WHAT THE EXERCISE ASKS = What lines below contain the string "thick"? List them all.

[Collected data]
= Beginning of Section =
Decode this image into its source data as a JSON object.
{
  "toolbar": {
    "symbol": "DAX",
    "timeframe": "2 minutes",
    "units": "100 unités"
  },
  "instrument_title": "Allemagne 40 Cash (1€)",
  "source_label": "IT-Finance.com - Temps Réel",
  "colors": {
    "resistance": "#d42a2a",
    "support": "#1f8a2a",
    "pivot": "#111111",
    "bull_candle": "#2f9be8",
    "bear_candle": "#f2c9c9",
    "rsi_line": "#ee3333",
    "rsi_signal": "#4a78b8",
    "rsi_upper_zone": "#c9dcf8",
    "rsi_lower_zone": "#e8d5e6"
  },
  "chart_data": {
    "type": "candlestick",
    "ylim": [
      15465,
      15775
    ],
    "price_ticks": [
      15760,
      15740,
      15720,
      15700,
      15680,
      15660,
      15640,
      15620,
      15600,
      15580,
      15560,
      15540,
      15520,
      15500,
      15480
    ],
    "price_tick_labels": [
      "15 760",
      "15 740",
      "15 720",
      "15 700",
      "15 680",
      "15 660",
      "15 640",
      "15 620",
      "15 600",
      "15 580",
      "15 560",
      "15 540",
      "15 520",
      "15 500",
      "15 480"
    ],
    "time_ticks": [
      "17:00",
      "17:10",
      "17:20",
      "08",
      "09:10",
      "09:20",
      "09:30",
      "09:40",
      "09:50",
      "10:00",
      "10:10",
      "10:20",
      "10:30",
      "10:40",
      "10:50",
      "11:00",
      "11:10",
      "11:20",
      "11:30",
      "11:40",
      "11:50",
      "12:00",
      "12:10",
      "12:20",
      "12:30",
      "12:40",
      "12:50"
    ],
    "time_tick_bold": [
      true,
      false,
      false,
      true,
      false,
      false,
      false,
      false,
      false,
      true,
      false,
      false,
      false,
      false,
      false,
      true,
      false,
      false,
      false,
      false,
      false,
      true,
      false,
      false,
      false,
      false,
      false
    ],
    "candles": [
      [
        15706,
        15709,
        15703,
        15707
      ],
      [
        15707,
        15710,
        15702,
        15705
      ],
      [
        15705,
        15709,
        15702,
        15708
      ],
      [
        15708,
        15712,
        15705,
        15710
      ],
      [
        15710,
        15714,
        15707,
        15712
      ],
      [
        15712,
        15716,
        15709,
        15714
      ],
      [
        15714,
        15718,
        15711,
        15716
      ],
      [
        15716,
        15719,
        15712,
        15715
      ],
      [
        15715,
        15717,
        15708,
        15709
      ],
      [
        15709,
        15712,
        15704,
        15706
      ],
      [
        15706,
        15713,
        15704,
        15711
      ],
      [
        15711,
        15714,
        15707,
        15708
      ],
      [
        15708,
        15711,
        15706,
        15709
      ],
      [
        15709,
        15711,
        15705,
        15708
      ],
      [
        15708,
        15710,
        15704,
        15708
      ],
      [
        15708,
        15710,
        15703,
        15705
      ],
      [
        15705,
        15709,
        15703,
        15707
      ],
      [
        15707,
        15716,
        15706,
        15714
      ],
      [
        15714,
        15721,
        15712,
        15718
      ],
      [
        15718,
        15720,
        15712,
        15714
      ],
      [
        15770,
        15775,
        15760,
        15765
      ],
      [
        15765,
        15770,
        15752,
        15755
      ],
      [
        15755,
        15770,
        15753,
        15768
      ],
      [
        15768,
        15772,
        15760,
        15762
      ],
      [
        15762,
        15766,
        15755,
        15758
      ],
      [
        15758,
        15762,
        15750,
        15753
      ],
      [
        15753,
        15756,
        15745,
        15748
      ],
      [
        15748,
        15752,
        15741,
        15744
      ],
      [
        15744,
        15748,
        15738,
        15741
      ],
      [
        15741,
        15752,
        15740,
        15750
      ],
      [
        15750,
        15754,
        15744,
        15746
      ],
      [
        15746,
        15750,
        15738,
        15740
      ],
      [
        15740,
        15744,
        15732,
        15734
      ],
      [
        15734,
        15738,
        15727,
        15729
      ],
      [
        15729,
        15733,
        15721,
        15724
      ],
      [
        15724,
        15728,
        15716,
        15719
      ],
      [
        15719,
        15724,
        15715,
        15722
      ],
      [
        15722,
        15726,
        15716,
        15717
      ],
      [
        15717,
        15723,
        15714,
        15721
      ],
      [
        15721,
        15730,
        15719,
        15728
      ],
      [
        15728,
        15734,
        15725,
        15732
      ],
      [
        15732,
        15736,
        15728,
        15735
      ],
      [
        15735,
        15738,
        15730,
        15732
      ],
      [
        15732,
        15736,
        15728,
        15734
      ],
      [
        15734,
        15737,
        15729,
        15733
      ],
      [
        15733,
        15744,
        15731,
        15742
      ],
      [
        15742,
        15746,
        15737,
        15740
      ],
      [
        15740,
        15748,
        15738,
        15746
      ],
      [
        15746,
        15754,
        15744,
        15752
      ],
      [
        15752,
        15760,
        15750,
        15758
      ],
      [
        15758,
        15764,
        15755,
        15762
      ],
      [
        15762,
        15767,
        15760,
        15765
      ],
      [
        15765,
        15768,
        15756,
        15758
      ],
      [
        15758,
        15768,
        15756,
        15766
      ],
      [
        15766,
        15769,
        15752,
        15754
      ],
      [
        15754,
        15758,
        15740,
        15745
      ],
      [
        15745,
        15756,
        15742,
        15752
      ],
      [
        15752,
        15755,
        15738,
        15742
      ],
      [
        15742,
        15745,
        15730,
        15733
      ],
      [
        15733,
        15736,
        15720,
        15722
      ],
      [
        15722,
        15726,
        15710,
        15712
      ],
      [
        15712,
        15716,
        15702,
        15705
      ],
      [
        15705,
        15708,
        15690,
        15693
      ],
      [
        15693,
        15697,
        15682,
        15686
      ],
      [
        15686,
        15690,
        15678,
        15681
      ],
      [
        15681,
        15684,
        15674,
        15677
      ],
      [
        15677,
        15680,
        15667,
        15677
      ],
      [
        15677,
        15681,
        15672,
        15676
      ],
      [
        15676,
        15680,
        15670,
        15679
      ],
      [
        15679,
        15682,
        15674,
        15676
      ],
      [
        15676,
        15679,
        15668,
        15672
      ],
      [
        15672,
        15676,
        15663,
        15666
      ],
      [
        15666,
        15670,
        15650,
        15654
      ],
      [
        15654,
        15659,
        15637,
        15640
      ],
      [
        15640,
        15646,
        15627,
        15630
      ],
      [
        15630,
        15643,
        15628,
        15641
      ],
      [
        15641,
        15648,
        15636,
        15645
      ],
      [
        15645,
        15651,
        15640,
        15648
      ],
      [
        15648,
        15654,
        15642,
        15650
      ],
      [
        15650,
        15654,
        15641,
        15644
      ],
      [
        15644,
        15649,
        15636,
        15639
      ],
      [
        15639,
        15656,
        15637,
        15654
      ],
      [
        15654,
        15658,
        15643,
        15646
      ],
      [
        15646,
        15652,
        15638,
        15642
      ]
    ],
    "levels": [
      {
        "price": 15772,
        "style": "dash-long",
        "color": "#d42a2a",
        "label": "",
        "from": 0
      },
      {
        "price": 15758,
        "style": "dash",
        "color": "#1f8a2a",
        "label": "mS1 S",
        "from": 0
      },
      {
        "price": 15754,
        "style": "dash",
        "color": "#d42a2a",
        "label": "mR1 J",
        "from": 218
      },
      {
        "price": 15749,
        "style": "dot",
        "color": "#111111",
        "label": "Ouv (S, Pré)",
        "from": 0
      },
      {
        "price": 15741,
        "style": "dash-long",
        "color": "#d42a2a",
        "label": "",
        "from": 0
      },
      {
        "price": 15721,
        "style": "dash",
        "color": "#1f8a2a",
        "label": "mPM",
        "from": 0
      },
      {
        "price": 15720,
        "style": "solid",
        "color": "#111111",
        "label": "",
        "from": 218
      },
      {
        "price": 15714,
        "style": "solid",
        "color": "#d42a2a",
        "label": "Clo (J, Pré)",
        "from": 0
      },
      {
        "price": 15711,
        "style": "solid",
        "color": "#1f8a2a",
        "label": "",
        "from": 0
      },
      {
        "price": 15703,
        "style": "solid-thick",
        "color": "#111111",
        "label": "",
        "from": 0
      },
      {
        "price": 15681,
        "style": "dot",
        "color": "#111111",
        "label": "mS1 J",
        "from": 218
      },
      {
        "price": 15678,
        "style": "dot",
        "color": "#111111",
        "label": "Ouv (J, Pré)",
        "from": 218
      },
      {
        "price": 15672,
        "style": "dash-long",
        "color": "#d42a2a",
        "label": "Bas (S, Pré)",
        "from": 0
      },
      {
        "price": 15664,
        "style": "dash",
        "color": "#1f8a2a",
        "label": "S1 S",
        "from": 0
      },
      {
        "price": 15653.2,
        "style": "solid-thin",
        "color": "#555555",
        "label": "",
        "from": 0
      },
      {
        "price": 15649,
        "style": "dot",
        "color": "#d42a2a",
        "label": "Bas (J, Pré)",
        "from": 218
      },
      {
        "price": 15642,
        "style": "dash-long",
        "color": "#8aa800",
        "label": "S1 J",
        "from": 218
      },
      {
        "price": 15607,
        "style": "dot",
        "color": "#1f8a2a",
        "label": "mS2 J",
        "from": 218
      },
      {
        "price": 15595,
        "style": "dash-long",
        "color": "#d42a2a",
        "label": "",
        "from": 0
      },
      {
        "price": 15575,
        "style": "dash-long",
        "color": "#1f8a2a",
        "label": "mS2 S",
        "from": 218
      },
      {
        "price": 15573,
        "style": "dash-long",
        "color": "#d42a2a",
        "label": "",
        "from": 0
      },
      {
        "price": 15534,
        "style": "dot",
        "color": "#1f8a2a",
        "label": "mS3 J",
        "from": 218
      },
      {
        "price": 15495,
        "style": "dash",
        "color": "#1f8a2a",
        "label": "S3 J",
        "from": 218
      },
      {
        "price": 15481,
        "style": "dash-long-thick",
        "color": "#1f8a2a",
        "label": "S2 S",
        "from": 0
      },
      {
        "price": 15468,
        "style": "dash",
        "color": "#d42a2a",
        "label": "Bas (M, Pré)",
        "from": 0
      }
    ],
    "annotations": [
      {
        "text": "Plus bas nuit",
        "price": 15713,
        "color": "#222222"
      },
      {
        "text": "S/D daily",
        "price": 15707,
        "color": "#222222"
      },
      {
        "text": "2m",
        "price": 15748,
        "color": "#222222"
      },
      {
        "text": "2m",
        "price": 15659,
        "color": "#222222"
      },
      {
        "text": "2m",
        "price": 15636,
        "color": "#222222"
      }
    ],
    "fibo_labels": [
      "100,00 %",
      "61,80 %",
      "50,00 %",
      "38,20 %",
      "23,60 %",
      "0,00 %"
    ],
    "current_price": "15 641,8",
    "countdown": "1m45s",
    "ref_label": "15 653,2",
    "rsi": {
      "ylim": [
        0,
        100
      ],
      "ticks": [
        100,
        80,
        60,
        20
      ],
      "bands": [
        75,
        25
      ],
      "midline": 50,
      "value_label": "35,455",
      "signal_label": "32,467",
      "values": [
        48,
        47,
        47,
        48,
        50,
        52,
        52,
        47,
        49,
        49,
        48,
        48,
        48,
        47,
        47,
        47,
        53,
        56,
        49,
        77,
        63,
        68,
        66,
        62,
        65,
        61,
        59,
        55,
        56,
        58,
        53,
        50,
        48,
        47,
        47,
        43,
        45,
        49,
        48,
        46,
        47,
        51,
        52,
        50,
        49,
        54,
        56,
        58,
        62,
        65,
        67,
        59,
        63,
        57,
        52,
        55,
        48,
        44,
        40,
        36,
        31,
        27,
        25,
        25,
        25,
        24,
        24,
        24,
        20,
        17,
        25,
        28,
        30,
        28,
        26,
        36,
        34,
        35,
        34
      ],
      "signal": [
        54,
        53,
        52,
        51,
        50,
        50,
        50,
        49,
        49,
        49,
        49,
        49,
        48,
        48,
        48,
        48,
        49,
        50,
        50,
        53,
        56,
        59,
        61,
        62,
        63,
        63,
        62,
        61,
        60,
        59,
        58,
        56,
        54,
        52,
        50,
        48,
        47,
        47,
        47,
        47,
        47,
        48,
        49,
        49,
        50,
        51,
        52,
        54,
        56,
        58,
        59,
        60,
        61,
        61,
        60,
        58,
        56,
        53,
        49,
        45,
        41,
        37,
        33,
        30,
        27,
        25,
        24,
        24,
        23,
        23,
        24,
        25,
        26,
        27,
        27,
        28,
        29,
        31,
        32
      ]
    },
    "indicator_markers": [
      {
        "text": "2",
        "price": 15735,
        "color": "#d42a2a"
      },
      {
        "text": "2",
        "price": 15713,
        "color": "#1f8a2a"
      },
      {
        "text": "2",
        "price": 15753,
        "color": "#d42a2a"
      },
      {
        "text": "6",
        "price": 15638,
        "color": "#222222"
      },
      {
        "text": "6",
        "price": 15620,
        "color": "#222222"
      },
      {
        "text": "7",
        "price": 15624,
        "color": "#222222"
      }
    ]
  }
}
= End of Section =
EXERCISE OUTPUT =
        "style": "solid-thick",
        "style": "dash-long-thick",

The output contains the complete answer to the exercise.